Using Magashule as a foil for the EFF-sympathetic side of the softer ANC-support base might be akin to using COSATU as a workerist mouthpiece, but the populist (and increasingly racially-defined) utterances from Magashule spoils the Mandela-esque gestures of rapprochement recently evident in Ramaphosa’s addresses to white audiences in particular.
In any of these scenarios, Magashule’s use of racial invectives undermines confidence in South Africa and questions the credibility of Cyril Ramaphosa to hold the middle ground as he begins to shore up his more fragile hold over the ANC. And, if this type of approach from Mr Magashule persists, is it sanctioned by Ramaphosa as part of the new-style of mixed messaging now seemingly present within the 2019 ANC?
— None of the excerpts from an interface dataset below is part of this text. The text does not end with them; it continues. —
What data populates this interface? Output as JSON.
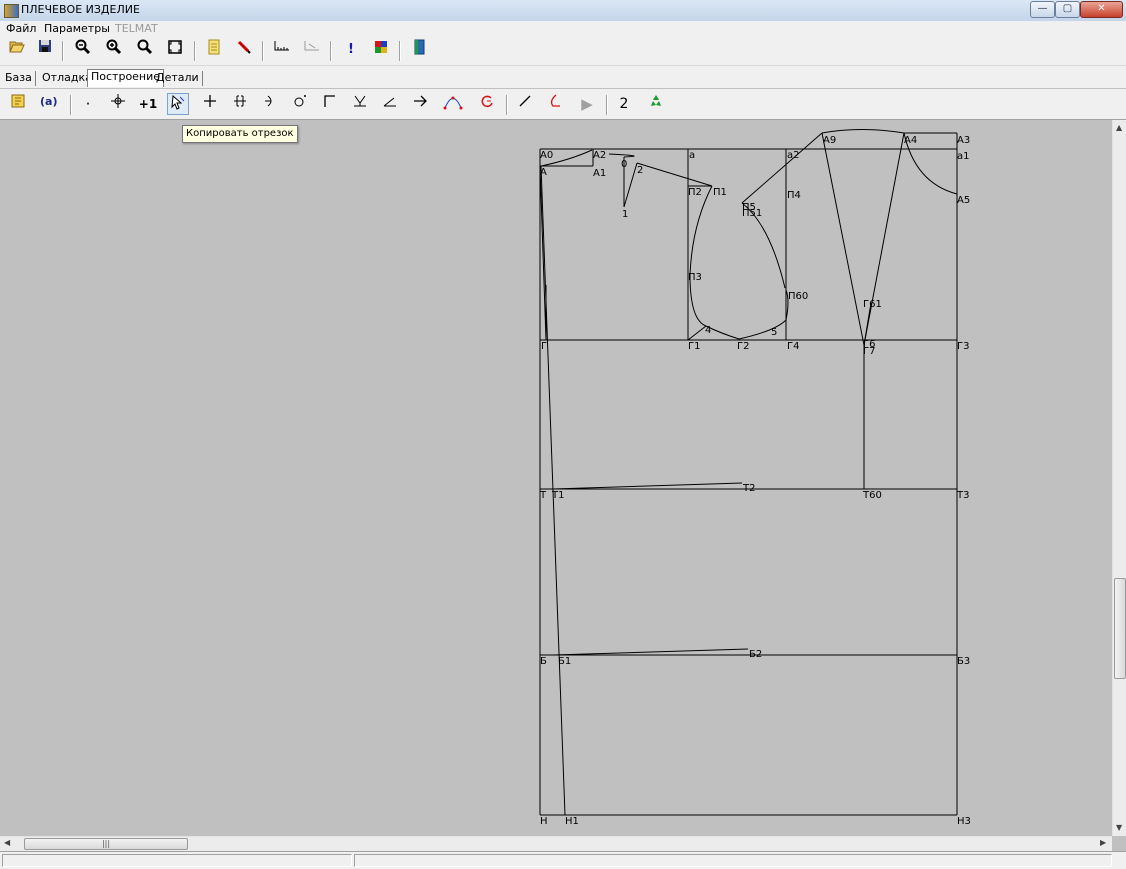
{
  "window": {
    "title": "ПЛЕЧЕВОЕ ИЗДЕЛИЕ"
  },
  "menu": [
    {
      "label": "Файл",
      "enabled": true
    },
    {
      "label": "Параметры",
      "enabled": true
    },
    {
      "label": "TELMAT",
      "enabled": false
    }
  ],
  "tabs": [
    "База",
    "Отладка",
    "Построение",
    "Детали"
  ],
  "active_tab": "Построение",
  "toolbar2": {
    "selected_tool": "copy-segment",
    "text_labels": {
      "add_one": "+1",
      "num_two": "2"
    }
  },
  "tooltip": "Копировать отрезок",
  "drawing_labels": {
    "A0": "A0",
    "A": "A",
    "A2": "A2",
    "A1": "A1",
    "zero": "0",
    "two": "2",
    "one": "1",
    "a": "a",
    "a2": "a2",
    "A9": "A9",
    "A4": "A4",
    "A3": "A3",
    "a1": "a1",
    "A5": "A5",
    "P2": "П2",
    "P1": "П1",
    "P4": "П4",
    "P5": "П5",
    "P51": "П51",
    "P3": "П3",
    "P60": "П60",
    "G61": "Г61",
    "four": "4",
    "five": "5",
    "G": "Г",
    "G1": "Г1",
    "G2": "Г2",
    "G4": "Г4",
    "G6": "Г6",
    "G7": "Г7",
    "G3": "Г3",
    "T": "Т",
    "T1": "Т1",
    "T2": "Т2",
    "T60": "Т60",
    "T3": "Т3",
    "B": "Б",
    "B1": "Б1",
    "B2": "Б2",
    "B3": "Б3",
    "H": "Н",
    "H1": "Н1",
    "H3": "Н3"
  }
}
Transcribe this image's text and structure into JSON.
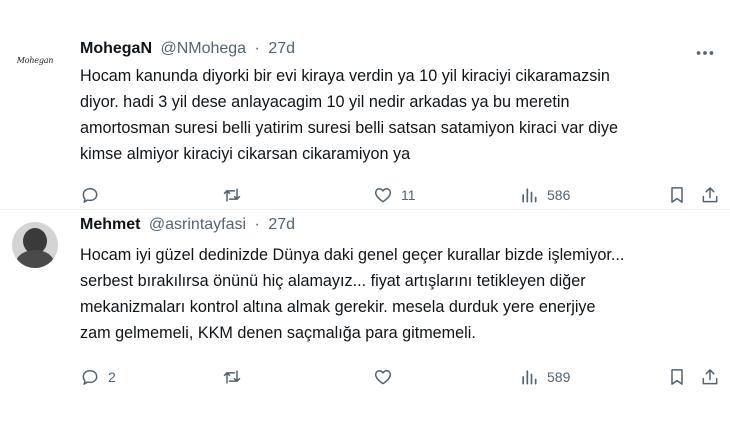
{
  "tweets": [
    {
      "avatar_text": "Mohegan",
      "display_name": "MohegaN",
      "handle": "@NMohega",
      "separator": "·",
      "time": "27d",
      "text": "Hocam kanunda diyorki bir evi kiraya verdin ya 10 yil kiraciyi cikaramazsin\ndiyor. hadi 3 yil dese anlayacagim 10 yil nedir arkadas ya bu meretin\namortosman suresi belli yatirim suresi belli satsan satamiyon kiraci var diye\nkimse almiyor kiraciyi cikarsan cikaramiyon ya",
      "replies": "",
      "retweets": "",
      "likes": "11",
      "views": "586"
    },
    {
      "display_name": "Mehmet",
      "handle": "@asrintayfasi",
      "separator": "·",
      "time": "27d",
      "text": "Hocam iyi güzel dedinizde Dünya daki genel geçer kurallar bizde işlemiyor...\nserbest bırakılırsa önünü hiç alamayız... fiyat artışlarını tetikleyen diğer\nmekanizmaları kontrol altına almak gerekir. mesela durduk yere enerjiye\nzam gelmemeli, KKM denen saçmalığa para gitmemeli.",
      "replies": "2",
      "retweets": "",
      "likes": "",
      "views": "589"
    }
  ],
  "icons": {
    "more": "more-horizontal-icon",
    "reply": "reply-bubble-icon",
    "retweet": "retweet-icon",
    "like": "heart-icon",
    "views": "bar-chart-icon",
    "bookmark": "bookmark-icon",
    "share": "share-upload-icon"
  },
  "colors": {
    "text": "#0f1419",
    "muted": "#536471",
    "divider": "#eff3f4"
  }
}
In the absence of clarity on these issues, the ANC is on shaky ground. At least when the Unions held some sway, their message was ideologically clearer in campaigning. Now it’s factions that do the talking with personalities replacing policy as the points of departure.
There is a danger now that President Ramaphosa can lose control of the key messages related to the New Dawn that largely characterised the last twelve months in the build-up of the campaign. Should this be the case, any majority for the ANC (narrow or larger) may be interpreted by both factions as a mandate for them to pursue their different political orientations.
“Gangster State” has therefore had the unintended consequences of muddying the ANC message. It has exacerbated the internal contradictions already apparent within the ANC – and at election time, it adds a layer of confusion to Ramaphosa’s campaign that neither he nor South Africa needs.
With Mr Magashule firmly on the campaign trail – and seemingly speaking off-message – he either needs to be reined in by his President or the ANC itself must come clean on which message is the real message of this campaign. Double-speak using polarisation tactics to fight an internal ANC battle may not end prettily for anyone.